Finally, the push to ratify the START treaty needs to be put on hold. The ratification of treaties is one of the most important pieces of legislation the Senate can take up. Its approval requires a two-thirds majority securing its place in importance alongside Presidential veto over-rides and impeachments. Why the rush? To hear Hillary Clinton, John Kerry, Joe Biden and Obama talk, it is the difference between life as we know it and nuclear holocaust. The major nuclear threat facing this country today comes not from Russia, but from rogue states like North Korea and Iran. While it is true that we have no nuclear arms inspectors on the ground in Russia, neither do they in our country and our technology is far superior to theirs. Additionally, there are other surveillance means to monitor Russian nuclear capabilities in the meantime. This treaty, like all treaties, requires extended debate, not a rush job. There are a few important questions- like the preamble linkage to missile defense- that needs to be addressed. Incoming Senator Roy Blunt has asked that the 112th Congress take up the issue. Kerry and Dick Lugar have argued that it is this Congress that did all the investigative work on the treaty and held all the hearings. And so what? If the testimony and all the questions have been answered with regards to this treaty, they won’t change and it makes little difference whether the 111th or 112th Congress casts the actual vote. If there are additional questions, they could be answered in a timely manner, then debated and voted upon. The original vote in the Foreign Relations Committee in this Congress was a bipartisan 14-4 vote for ratification. Given the time constraints upon this Congress to act upon more time sensitive issues, Obama and Company should be concentrating on these issues, not a benign arms control treaty.

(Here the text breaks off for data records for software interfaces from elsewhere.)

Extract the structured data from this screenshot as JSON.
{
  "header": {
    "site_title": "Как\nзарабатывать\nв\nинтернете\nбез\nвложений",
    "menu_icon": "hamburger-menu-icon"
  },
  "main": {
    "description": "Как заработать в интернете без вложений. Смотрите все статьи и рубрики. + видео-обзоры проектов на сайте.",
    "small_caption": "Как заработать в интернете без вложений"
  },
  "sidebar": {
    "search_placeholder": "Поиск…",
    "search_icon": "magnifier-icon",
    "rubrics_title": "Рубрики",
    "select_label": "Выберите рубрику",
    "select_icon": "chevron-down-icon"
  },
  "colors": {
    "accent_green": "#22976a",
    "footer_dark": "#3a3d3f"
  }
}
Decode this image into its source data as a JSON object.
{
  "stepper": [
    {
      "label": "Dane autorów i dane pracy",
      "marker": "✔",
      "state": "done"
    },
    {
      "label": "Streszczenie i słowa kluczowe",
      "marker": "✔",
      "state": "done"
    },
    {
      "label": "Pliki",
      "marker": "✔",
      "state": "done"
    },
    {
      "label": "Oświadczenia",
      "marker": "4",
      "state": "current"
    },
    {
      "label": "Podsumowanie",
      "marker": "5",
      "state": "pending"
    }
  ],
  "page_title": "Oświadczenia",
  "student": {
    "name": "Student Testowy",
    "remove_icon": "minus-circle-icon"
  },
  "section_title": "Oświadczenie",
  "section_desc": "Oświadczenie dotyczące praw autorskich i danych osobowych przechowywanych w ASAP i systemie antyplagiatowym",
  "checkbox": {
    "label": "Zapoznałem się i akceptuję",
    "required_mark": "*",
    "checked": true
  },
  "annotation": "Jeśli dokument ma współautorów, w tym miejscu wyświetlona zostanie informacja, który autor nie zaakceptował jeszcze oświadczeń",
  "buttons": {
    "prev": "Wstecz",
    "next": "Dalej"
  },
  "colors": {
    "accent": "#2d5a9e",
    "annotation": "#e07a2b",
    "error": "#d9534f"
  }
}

So it is time for this Congress, in the few days they have left, to address those issues most on the minds of the all Americans- tax rates, jobs, and unemployment. The DREAM Act and DADT address a small percentage of Americans- gays and Hispanics. START, although potentially affecting all Americans, is not time sensitive as Clinton and others would have us believe. In her last gasp of breaths as Speaker of the House, Pelosi would be well-advised to stop playing politics with the Bush tax cuts. And Reid, before his hold over the Senate is reduced by six members next year, would be well-advised to stop making politically-charged legislative payoffs to minority constituencies. As the Democrats did with health care, every day they put off these other economic issues, they prove-as they did with Obamacare- that their priorities are misplaced. In case they didn’t get the message on November 2nd, they should redeem themselves NOW!